Author + information
- Received June 18, 1990
- Revision received April 15, 1991
- Accepted April 23, 1991
- Published online September 1, 1991.
- Shirley Middlemost, FCP (SA)∗,
- Thomas Wisenbaugh, MD, FACC,
- Colin Meyerowitz, MBBCh,
- Susan Teeger, MBBCh,
- Rafique Essop, FCP (SA),
- John Skoularigis, MD,
- Stephanus Cronje, FCS (SA) and
- Pinhas Sareli, MD, FACC
- ↵∗Address for reprints: Shirley Middlemost, FCP (SA), Cardiology Department, Baragwanath Hospital, PO Bertsham 2013, Johannesburg, South Africa.
From January 1982 to December 1988, 203 consecutive patients were selected for early valve replacement (mean 10 days from time of admission) if they had clinical evidence of native valve endocarditis with 1) vegetations on echocardiography, 2) severe valvular lesions, and 3) heart failure. Surgery was performed within 7 days of admission in 56% of patients and was done urgently because of hemodynamic deterioration in 108 (53%). All vegetations were identified by echocardiography and confirmed macroscopically at surgery.
One hundred ten patients had isolated aortic valve infection, 50 had isolated mitral valve infection (p < 0.05 for aortic vs. mitral) and 43 had double-valve infection.
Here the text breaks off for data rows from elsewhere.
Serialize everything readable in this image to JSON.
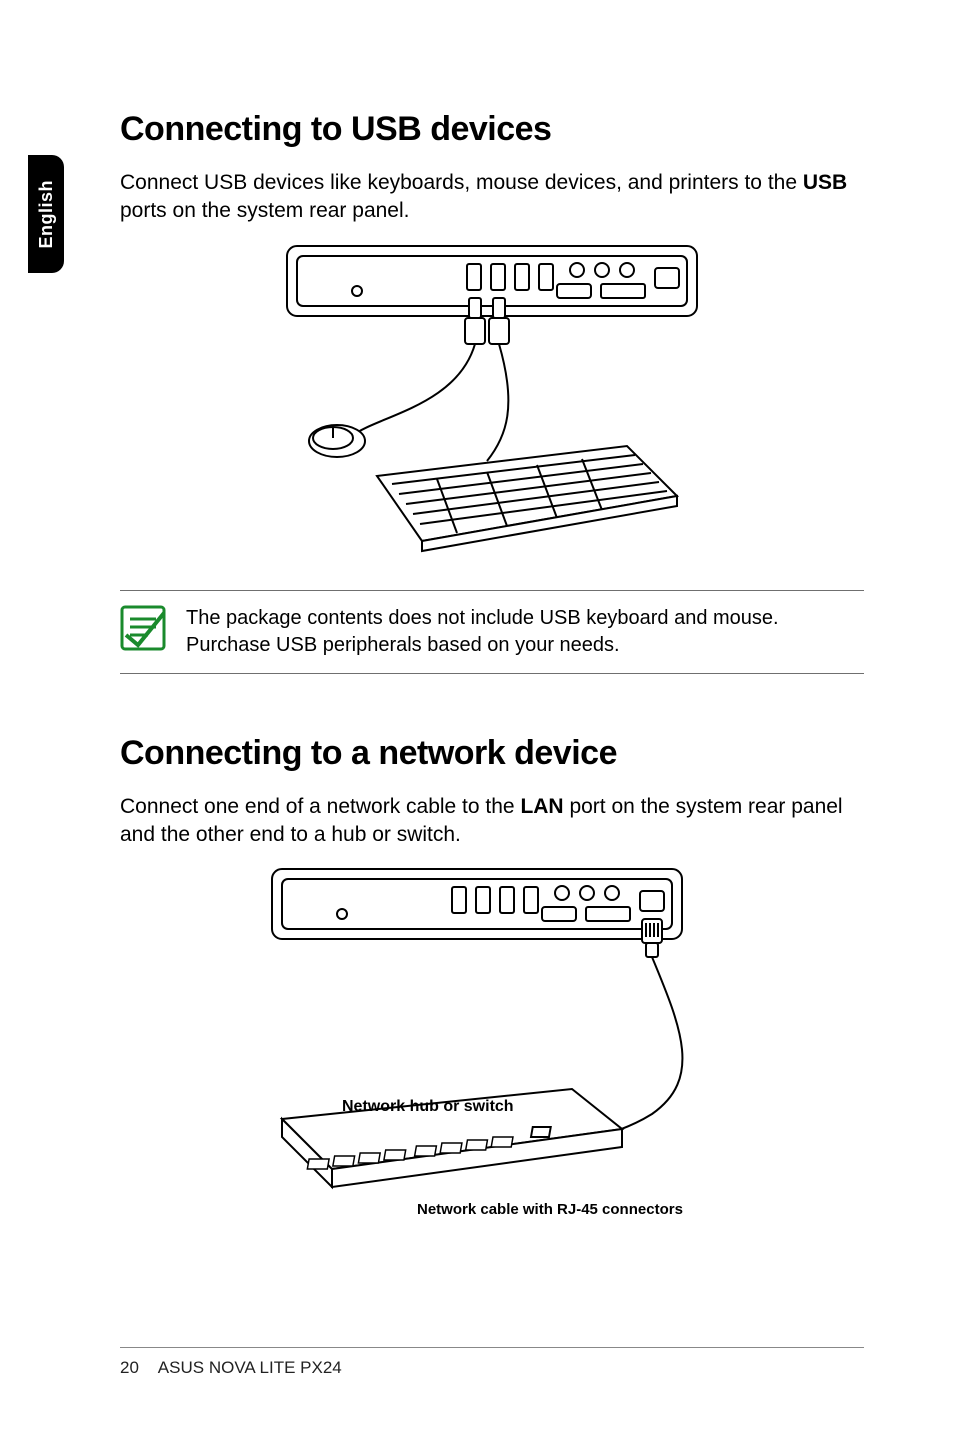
{
  "sidebar": {
    "language": "English"
  },
  "section1": {
    "title": "Connecting to USB devices",
    "body_pre": "Connect USB devices like keyboards, mouse devices, and printers to the ",
    "usb_bold": "USB",
    "body_post": " ports on the system rear panel."
  },
  "note": {
    "line": "The package contents does not include USB keyboard and mouse. Purchase USB peripherals based on your needs."
  },
  "section2": {
    "title": "Connecting to a network device",
    "body_pre": "Connect one end of a network cable to the ",
    "lan_bold": "LAN",
    "body_post": " port on the system rear panel and the other end to a hub or switch."
  },
  "figure_labels": {
    "hub": "Network hub or switch",
    "cable": "Network cable with RJ-45 connectors"
  },
  "footer": {
    "page": "20",
    "product": "ASUS NOVA LITE PX24"
  }
}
Mean aortic cross-clamp time was 57, 38 and 67 min, respectively. Sixty-four patients (32%) had extensive infection involving the anulus or adjacent tissues, or both; such infection more frequently involved the aortic than the mitral valve (p < 0.05). Thirty-eight patients (35%) with aortic valve infection had abscess formation compared with 1 patient (2%) with mitral valve infection (p < 0.05). Only eight patients (4%) died in the hospital. There were seven patients (3%) with a periprosthetic leak and five patients (3%) with early prosthetic valve endocarditis. Long-term follow-up, available in 174 hospital survivors (89%), revealed 10 deaths and two new ring leaks at 38 ± 22 months.
In conclusion, among patients with endocarditis who need surgery for heart failure, aortic valve infection is more prevalent than mitral valve infection and is more often associated with extensive infection, including abscess formation. However, even the presence of heart failure and extensive infection is not necessarily associated with high surgical risk when surgery is performed early.
☆ This study was presented in part at the 40th Annual Meeting of the American College of Cardiology, Atlanta, Georgia, March 1991.
- Received June 18, 1990.
- Revision received April 15, 1991.
- Accepted April 23, 1991.